|Colonel Brooke Rawle, while attached to the Second Cavalry Division (General D. McM. Gregg), was engaged in the cavalry battle of Brandy Station, Va., June 9, 1863; in the running fight from Aldie, through Middleburg to Upperville, June 21, 1863; fighting from Goose Creek to Aldie, June 22, 1863; skirmish at Westminster, Md., June 30, 1863; battle of Gettysburg, Pa., July 2-3, 1863; skirmishes at Fountaindale, Md., July 6, and Old Antietam Forge, Md., July 10; and action at Shepherdstown, Va., July 16; while on a scout on September 6, 1863, with seven men, was ambushed and surrounded on the Salem road near Warrenton by forty-eight men of Mountjoy's company of Mosby's battalion, cutting his way through with a loss of three men, and having his horse wounded in several places; was engaged in the cavalry actions at Culpeper Court-House, September 13, 1863, and near the Occoquan River, October 15, 1863; and in the battle of New Hope Church and action at Parker's Store, Mine Run campaign, November 27-29, 1863.|
During 1864-65, while attached to head-quarters of the Army of the
Potomac and headquarters of the Armies Operating against Richmond, he was
present at the battles of the Wilderness and Spottsylvania Court-House;
skirmish at Guinney's Bridge; battles of North Anna, Totopotomoy, and Cold
Harbor; siege of Petersburg; battles of Petersburg Mine, Boydton Plank
Road, Hatcher's Run, and Fort Steadman; entered Petersburg early in the
morning of April 3, 1865, as escort of Generals Grant and Meade, and was
escort to General Meade at the surrender of General Lee, at Appomattox
Court-House, April 9, 1865.
Prior to discharge the Veteran Battalion of his regiment, to which he was attached, was consolidated with the Fifth Pennsylvania Volunteer Cavalry, and he was mustered out of service therewith and honorably discharged at Richmond, Va., August 7, 1865.
Upon his discharge from the army, declining a commission in the Seventh U. S. Cavalry, he began the study of law with his uncle, the late William Henry Rawle, and was admitted to practice at the Philadelphia Bar May 18, 1867, shortly before which, by legal authority, he assumed the name of William Brooke Rawle in lieu of William Rawle Brooke. He was associated in practice with Mr. Rawle until the death of the latter in 1889, when he succeeded him at the head of the law office which had been established in 1783 by his great-grandfather William Rawle (the elder), one of the greatest lawyers of. his time.
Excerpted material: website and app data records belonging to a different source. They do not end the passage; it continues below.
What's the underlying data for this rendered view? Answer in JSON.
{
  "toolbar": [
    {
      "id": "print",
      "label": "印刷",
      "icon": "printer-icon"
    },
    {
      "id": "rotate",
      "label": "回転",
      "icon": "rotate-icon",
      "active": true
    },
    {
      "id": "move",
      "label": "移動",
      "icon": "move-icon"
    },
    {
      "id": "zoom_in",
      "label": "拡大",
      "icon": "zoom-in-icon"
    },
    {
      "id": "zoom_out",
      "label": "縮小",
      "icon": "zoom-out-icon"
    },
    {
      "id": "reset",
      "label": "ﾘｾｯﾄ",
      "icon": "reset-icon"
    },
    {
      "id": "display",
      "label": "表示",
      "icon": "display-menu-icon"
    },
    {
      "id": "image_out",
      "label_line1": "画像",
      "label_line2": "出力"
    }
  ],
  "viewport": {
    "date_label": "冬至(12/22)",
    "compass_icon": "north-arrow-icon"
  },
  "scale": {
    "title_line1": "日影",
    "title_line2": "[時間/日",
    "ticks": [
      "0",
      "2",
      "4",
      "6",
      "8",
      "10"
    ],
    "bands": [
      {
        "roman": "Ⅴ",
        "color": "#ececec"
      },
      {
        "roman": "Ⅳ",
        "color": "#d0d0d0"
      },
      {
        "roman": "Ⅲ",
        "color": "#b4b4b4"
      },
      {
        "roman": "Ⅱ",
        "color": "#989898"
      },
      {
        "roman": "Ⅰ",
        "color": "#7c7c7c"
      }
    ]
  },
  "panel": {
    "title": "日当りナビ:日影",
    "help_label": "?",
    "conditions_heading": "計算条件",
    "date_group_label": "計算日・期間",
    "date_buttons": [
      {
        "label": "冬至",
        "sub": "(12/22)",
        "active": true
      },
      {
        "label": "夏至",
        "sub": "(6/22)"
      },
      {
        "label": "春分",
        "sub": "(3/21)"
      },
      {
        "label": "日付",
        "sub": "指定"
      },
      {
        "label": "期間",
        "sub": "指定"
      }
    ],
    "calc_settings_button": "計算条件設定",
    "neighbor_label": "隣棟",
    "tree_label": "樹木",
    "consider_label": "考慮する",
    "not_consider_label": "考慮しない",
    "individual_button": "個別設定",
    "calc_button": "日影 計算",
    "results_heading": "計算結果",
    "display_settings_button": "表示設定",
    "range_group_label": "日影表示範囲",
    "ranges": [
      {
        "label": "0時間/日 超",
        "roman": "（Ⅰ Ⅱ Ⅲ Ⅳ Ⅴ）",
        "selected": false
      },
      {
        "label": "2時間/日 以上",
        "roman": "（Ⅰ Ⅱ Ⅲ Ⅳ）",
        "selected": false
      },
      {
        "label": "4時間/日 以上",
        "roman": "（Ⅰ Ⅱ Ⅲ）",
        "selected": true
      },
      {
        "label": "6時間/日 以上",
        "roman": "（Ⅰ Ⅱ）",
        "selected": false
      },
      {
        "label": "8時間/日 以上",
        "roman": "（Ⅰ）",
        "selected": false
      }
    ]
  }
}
Colonel Brooke Rawle was one of the earliest members of the Pennsylvania Commandery of the Military Order of the Loyal Legion of the United States, and one of the organizers of the Pennsylvania Society of Sons of the Revolution.
Source: Officers of the Volunteer Army and Navy who served in the Civil War, published by L.R. Hamersly & Co., 1893, 419 pgs.
One of the largest websites online providing free genealogy. A must see for Native American research!
Find Your Ancestors at SurnameWeb
The oldest, most complete listings of surnames and related websites online.
Free Family Tree
Family Tree Guide is a quick, simple and free way for you to share your family history. Within minutes, you can have a dynamically driven website that creatively portrays your family tree.
These free genealogy charts will enable you to begin development of a notebook in which you can track your ancestry as you research it.
Copyright, 2005-2010 by Webified Development all rights reserved.